News & Insights


May 23, 2022

Health Headlines – May 23, 2022

Supreme Court Seeks Solicitor General’s Opinion Regarding False Claims Act Circuit Split – Last week, the Supreme Court requested the Solicitor General’s views on United States ex rel. Owsley v. Fazzi Associates Inc. et al.,signaling the Court’s interest in potentially resolving a longstanding Circuit split. The circuit courts have been divided over the facts necessary to plead fraud with “particularity” under the False Claims Act (FCA), specifically whether Federal Rule of Civil Procedure 9(b)’s heightened pleading standard requires a party to plead details of specific false claims or whether the submission of a false claim can be inferred from details about a fraudulent scheme.  

Rule 9(b) requires plaintiffs who allege fraud to “state with particularity the circumstances constituting fraud.” The circuits have been divided over how this standard applies in FCA cases.
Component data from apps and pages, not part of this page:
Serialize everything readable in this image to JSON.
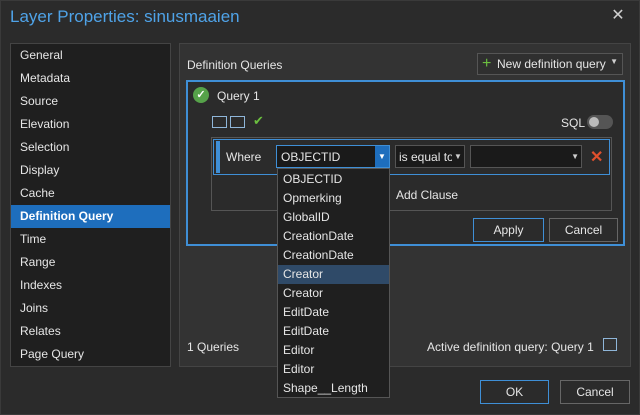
{
  "window": {
    "title": "Layer Properties: sinusmaaien",
    "close_glyph": "✕"
  },
  "sidebar": {
    "items": [
      {
        "label": "General"
      },
      {
        "label": "Metadata"
      },
      {
        "label": "Source"
      },
      {
        "label": "Elevation"
      },
      {
        "label": "Selection"
      },
      {
        "label": "Display"
      },
      {
        "label": "Cache"
      },
      {
        "label": "Definition Query",
        "selected": true
      },
      {
        "label": "Time"
      },
      {
        "label": "Range"
      },
      {
        "label": "Indexes"
      },
      {
        "label": "Joins"
      },
      {
        "label": "Relates"
      },
      {
        "label": "Page Query"
      }
    ]
  },
  "main": {
    "section_label": "Definition Queries",
    "new_query_button": "New definition query",
    "query": {
      "name": "Query 1",
      "sql_label": "SQL",
      "sql_enabled": false,
      "where_label": "Where",
      "field_value": "OBJECTID",
      "operator_value": "is equal to",
      "value_value": "",
      "add_clause_label": "Add Clause",
      "apply_label": "Apply",
      "cancel_label": "Cancel"
    },
    "field_options": [
      "OBJECTID",
      "Opmerking",
      "GlobalID",
      "CreationDate",
      "CreationDate",
      "Creator",
      "Creator",
      "EditDate",
      "EditDate",
      "Editor",
      "Editor",
      "Shape__Length"
    ],
    "highlighted_option_index": 5,
    "queries_count": "1 Queries",
    "active_query": "Active definition query: Query 1"
  },
  "footer": {
    "ok_label": "OK",
    "cancel_label": "Cancel"
  },
  "colors": {
    "accent": "#3f8fd6",
    "selected": "#1e6ebd",
    "success": "#56a24a",
    "danger": "#e0502d"
  }
}
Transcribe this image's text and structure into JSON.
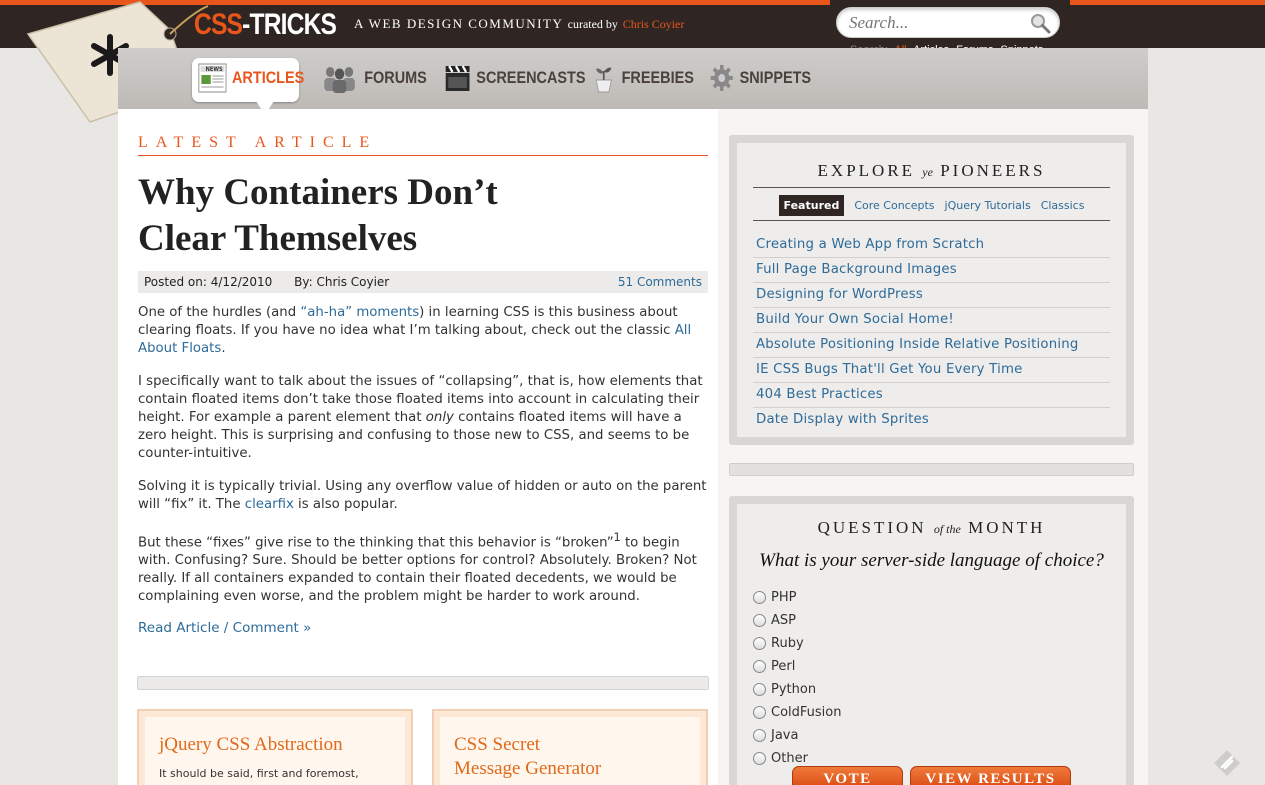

The First, Second, Fourth, Sixth, Eighth, and Eleventh Circuits generally require plaintiffs to allege at least one example of a false claim in their complaint. The other circuits, the Third, Fifth, Seventh, Ninth, Tenth, and D.C. Circuits, do not require a plaintiff to plead the details of representative false claims.

The Supreme Court’s interest in resolving this division among the Circuits appears to be growing. There are currently three petitions pending before the Supreme Court raising this split, two brought by relators and one by a defendant. (Johnson et al. v. Bethany Hospice and Palliative Care LLC, No. 21-462; United States ex rel. Owsley v. Fazzi Associates Inc. et al., No. 21-936; and Molina Healthcare of Illinois, Inc., et al., v. Thomas Prose, No. 21-1145.) This is the second time the Supreme Court has asked the Solicitor General to weigh in on this question. In January, the Supreme Court first sought the Solicitor General’s input on the petition for certiorari in Johnson et al. v. Bethany Hospice and Palliative Care LLC, a case involving an alleged kickback scheme where the hospice allegedly paid doctors in exchange for Medicare referrals. The Eleventh Circuit held that the relators did not meet Rule 9(b)’s heightened pleading standard because they did not identify the false claims submitted or include any details about when the claims were submitted, how much the claims were worth, or the services provided. The Eleventh Circuit refused to infer from the circumstances that a false claim was submitted.

Similarly, in United States ex rel. Owsley v. Fazzi Associates Inc. et al., the relator pleaded some information about an alleged fraudulent scheme, but did not provide details about the submission of a false claim. The Sixth Circuit applied the more exacting standard and held that relators must plead a false claim with specificity and that details about a fraudulent scheme do not suffice.

The Supreme Court has not yet weighed in on the third petition, in Molina Healthcare of Illinois, Inc., et al., v. Thomas, which raises both this split as well as a second split over whether a request for payment that makes no specific representations about the goods or services provided can be actionable under an implied false certification theory. The Supreme Court’s requests for the Solicitor General’s input in the two earlier petitions suggest that the Court may want to resolve the circuit split over Rule 9(b) in the near future. If the Supreme Court grants either or both petitions for certiorari, the Court will most likely hear oral arguments in the winter and issue an opinion by the summer of 2023. The Supreme Court’s decision to either uphold the more rigorous interpretation of Rule 9(b) or permit plaintiffs to bring FCA claims without pleading details about false claims could significantly affect the landscape of FCA litigation.

Reporter, Taylor Whitten, Sacramento, +1 916 321 4815,